Bonfires in Ballymena could be promoted as models of good practice to creators of such structures elsewhere in Mid & East Antrim.
That’s the view of Ballymena Ulster Unionist Councillor Stephen Nicholl who said successful local community engagement on the issue had proved effective.
He said: “Councillors are well aware of the health risks arising from the burning of tyres and the most productive way of addressing the issue is by working closely with the local community.”
He pointed out that while councillors were advised at a recent Council committee meeting in Carrifergus of a substantial number of tyres being dumped at sites in East Antrim, “sites in Ballymena such as the Doury Road, Ballykeel and Harryville have all seen effective community responses which maintain the culture and tradition of bonfires in a safe and manageable way.”
Cllr Nicholl said: “Working with local communities in East Antrim and facilitating engagement with community leaders from Ballymena who have given leadership in this issue will be the most effective way to bring about change.
“Such action should be supported by the council who have a short term responsibility to ensure that, in communities where a significant numbers of tyres are being collected, appropriate information on the health risks from burning tyres is circulated to the wider community,” Cllr Nicholl said.
Yesterday (Monday), Northern Ireland Fire & Rescue Service (NIFRS) issued an appeal to people to act responsibly and stay safe when building or attending bonfires.
Last year, Fire Crews attended 44 bonfire related incidents on the 11th night, 10 fewer incidents than the previous year.
Alan Walmsley, Assistant Chief Fire Officer, Northern Ireland Fire & Rescue Service said: “Operationally the 11th night last year (2014) was quieter for us than the same night in 2013.
“We play a central role in protecting our community and we want people to be safe, act responsibly and use common sense when building and attending bonfires.
“Bonfires can easily get out of control if they are not built safely and properly supervised.
“Bonfires should be kept to a manageable size and sited in a clear, open space, at a safe distance from buildings and overhead cables. As a rule of thumb the bonfire should be a minimum distance of five times its height from property.
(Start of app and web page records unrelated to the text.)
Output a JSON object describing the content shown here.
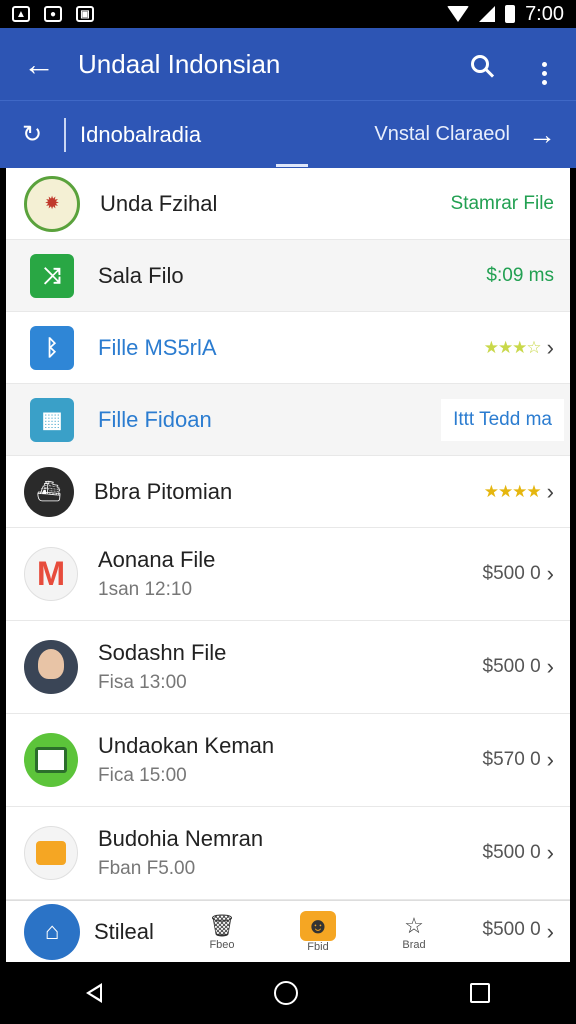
{
  "status_bar": {
    "time": "7:00",
    "icons": [
      "image-icon",
      "android-icon",
      "gallery-icon",
      "wifi-icon",
      "signal-icon",
      "battery-icon"
    ]
  },
  "app_bar": {
    "title": "Undaal Indonsian",
    "actions": [
      "search-icon",
      "more-vert-icon"
    ]
  },
  "sub_bar": {
    "label": "Idnobalradia",
    "right_text": "Vnstal Claraeol"
  },
  "colors": {
    "primary": "#2d55b4",
    "accent_green": "#22a052",
    "star_yellow": "#e5b60f",
    "link_blue": "#2b7cd0"
  },
  "items": [
    {
      "title": "Unda Fzihal",
      "trail": "Stamrar File"
    },
    {
      "title": "Sala Filo",
      "trail": "$:09 ms"
    },
    {
      "title": "Fille MS5rlA",
      "stars": "★★★☆"
    },
    {
      "title": "Fille Fidoan",
      "trail": "Ittt  Tedd ma"
    },
    {
      "title": "Bbra Pitomian",
      "stars": "★★★★"
    },
    {
      "title": "Aonana File",
      "subtitle": "1san 12:10",
      "price": "$500 0"
    },
    {
      "title": "Sodashn File",
      "subtitle": "Fisa 13:00",
      "price": "$500 0"
    },
    {
      "title": "Undaokan Keman",
      "subtitle": "Fica 15:00",
      "price": "$570 0"
    },
    {
      "title": "Budohia Nemran",
      "subtitle": "Fban F5.00",
      "price": "$500 0"
    }
  ],
  "bottom": {
    "user": "Stileal",
    "tabs": [
      "Fbeo",
      "Fbid",
      "Brad"
    ],
    "price": "$500 0"
  }
}
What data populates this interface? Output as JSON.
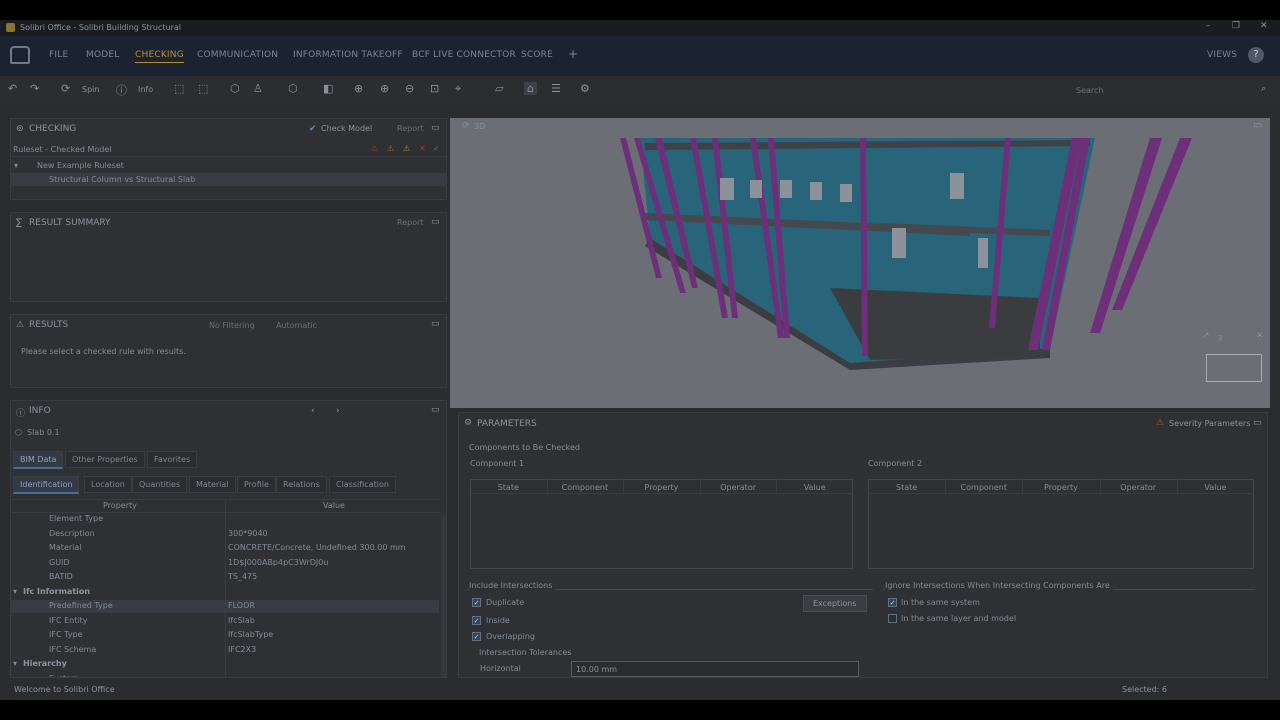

It should not contain any potentially hazardous materials or tyres and never use flammable liquids such as petrol or paraffin, as these can produce explosive vapours.
“Firefighters are not out to spoil anyone’s fun – their job is to protect life and property from the dangers of fire.
“I’m asking the local community for their support to ensure that Firefighters are able to carry out their job without fear of attack or harassment,” said Mr Walmsley, adding: “Remember, should your bonfire get out of control call 999 immediately and ask for the Fire & Rescue Service.”